** Opening Exercise materials block **
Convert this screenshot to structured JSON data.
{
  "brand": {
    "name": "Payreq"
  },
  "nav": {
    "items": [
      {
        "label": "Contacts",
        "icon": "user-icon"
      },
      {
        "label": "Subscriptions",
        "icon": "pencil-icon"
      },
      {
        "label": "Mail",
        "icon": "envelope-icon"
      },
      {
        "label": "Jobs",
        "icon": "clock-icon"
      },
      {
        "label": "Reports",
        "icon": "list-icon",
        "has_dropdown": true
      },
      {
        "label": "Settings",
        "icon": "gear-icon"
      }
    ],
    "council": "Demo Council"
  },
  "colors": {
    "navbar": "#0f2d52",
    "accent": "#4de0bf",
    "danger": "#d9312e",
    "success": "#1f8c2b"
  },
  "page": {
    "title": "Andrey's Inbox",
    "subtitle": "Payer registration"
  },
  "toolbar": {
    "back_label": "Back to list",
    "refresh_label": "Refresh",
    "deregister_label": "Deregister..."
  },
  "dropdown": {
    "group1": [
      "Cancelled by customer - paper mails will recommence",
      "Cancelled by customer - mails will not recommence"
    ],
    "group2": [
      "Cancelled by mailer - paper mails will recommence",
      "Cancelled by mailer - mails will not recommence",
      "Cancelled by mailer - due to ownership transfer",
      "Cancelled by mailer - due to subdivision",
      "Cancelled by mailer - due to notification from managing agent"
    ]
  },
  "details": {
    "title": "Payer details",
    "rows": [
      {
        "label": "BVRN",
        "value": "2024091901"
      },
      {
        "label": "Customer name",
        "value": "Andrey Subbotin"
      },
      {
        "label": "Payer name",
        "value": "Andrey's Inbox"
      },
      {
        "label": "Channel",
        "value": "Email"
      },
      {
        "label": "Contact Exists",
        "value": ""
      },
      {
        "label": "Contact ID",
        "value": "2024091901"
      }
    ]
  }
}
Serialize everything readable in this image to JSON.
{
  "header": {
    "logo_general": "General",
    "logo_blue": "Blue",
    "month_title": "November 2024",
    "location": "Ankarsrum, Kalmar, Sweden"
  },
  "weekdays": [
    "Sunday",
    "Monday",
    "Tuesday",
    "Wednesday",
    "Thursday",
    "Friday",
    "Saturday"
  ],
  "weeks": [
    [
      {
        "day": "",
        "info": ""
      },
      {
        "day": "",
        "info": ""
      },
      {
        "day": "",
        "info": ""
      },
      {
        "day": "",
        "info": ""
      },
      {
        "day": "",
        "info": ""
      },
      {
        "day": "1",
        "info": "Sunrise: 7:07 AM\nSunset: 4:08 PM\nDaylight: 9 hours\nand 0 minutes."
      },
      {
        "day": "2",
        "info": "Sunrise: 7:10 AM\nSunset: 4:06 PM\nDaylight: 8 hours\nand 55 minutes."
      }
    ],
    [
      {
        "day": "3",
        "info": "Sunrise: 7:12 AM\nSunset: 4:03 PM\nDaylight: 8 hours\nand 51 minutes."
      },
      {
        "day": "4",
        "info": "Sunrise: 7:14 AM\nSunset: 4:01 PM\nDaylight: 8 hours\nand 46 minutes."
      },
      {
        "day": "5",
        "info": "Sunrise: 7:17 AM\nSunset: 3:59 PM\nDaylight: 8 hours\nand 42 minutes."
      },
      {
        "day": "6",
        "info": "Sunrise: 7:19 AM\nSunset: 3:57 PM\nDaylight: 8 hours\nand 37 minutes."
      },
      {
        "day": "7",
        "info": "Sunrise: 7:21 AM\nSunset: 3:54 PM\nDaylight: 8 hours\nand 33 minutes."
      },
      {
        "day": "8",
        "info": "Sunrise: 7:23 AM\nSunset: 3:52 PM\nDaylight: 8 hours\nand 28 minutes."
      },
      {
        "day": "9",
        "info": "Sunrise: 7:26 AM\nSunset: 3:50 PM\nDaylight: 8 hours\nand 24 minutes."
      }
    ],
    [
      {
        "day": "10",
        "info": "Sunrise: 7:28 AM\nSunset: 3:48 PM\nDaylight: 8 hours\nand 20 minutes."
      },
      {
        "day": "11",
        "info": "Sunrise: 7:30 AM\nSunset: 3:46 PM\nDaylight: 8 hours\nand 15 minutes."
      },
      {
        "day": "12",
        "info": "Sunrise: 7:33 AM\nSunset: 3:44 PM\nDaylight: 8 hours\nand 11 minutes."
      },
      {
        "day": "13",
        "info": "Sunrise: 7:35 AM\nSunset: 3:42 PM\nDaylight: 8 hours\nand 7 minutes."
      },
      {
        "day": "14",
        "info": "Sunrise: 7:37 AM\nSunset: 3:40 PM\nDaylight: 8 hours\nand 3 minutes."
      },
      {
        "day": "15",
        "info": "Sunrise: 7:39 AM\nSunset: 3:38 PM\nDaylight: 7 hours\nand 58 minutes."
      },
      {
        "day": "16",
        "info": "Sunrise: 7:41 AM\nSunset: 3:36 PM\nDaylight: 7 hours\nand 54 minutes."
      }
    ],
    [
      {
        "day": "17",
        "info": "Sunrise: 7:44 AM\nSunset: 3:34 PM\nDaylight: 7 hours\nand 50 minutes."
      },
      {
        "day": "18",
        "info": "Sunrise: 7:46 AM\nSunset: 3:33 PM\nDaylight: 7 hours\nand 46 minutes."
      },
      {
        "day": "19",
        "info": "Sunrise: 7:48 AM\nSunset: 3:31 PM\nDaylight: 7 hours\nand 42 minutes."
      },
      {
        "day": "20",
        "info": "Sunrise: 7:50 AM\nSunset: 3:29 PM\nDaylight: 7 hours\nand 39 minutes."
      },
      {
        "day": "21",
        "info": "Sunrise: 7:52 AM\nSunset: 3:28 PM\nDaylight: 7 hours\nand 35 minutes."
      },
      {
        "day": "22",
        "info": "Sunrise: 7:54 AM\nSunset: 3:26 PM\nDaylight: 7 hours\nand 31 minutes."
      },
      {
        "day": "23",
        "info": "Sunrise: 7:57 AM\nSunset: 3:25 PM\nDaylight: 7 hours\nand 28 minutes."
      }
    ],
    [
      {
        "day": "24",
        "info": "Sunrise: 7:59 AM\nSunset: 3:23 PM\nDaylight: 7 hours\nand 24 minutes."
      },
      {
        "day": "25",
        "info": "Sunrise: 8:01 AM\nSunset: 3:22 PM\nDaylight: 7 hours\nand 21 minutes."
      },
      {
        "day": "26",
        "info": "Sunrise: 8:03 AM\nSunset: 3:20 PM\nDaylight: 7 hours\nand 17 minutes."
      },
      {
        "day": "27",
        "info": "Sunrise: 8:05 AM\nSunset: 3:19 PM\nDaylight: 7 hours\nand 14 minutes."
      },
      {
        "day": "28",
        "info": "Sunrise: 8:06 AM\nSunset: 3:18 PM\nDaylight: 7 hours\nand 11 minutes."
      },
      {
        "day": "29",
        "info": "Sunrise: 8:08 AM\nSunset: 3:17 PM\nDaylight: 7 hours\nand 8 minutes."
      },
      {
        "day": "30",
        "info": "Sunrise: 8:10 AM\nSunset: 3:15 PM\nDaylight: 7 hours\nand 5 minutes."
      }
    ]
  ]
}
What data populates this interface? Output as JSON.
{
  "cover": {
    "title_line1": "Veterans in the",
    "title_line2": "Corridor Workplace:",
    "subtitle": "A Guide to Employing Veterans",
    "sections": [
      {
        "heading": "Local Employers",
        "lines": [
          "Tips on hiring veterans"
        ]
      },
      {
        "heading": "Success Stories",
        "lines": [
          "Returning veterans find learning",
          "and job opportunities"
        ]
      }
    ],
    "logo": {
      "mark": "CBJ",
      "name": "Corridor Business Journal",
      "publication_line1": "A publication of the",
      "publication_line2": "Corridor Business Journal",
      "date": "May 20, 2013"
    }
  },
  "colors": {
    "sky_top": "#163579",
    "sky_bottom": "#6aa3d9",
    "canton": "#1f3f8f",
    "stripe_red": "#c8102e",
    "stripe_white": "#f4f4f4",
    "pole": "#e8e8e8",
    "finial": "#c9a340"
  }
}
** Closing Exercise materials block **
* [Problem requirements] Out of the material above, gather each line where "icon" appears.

* [Response for this exercise]
        "icon": "user-icon"
        "icon": "pencil-icon"
        "icon": "envelope-icon"
        "icon": "clock-icon"
        "icon": "list-icon",
        "icon": "gear-icon"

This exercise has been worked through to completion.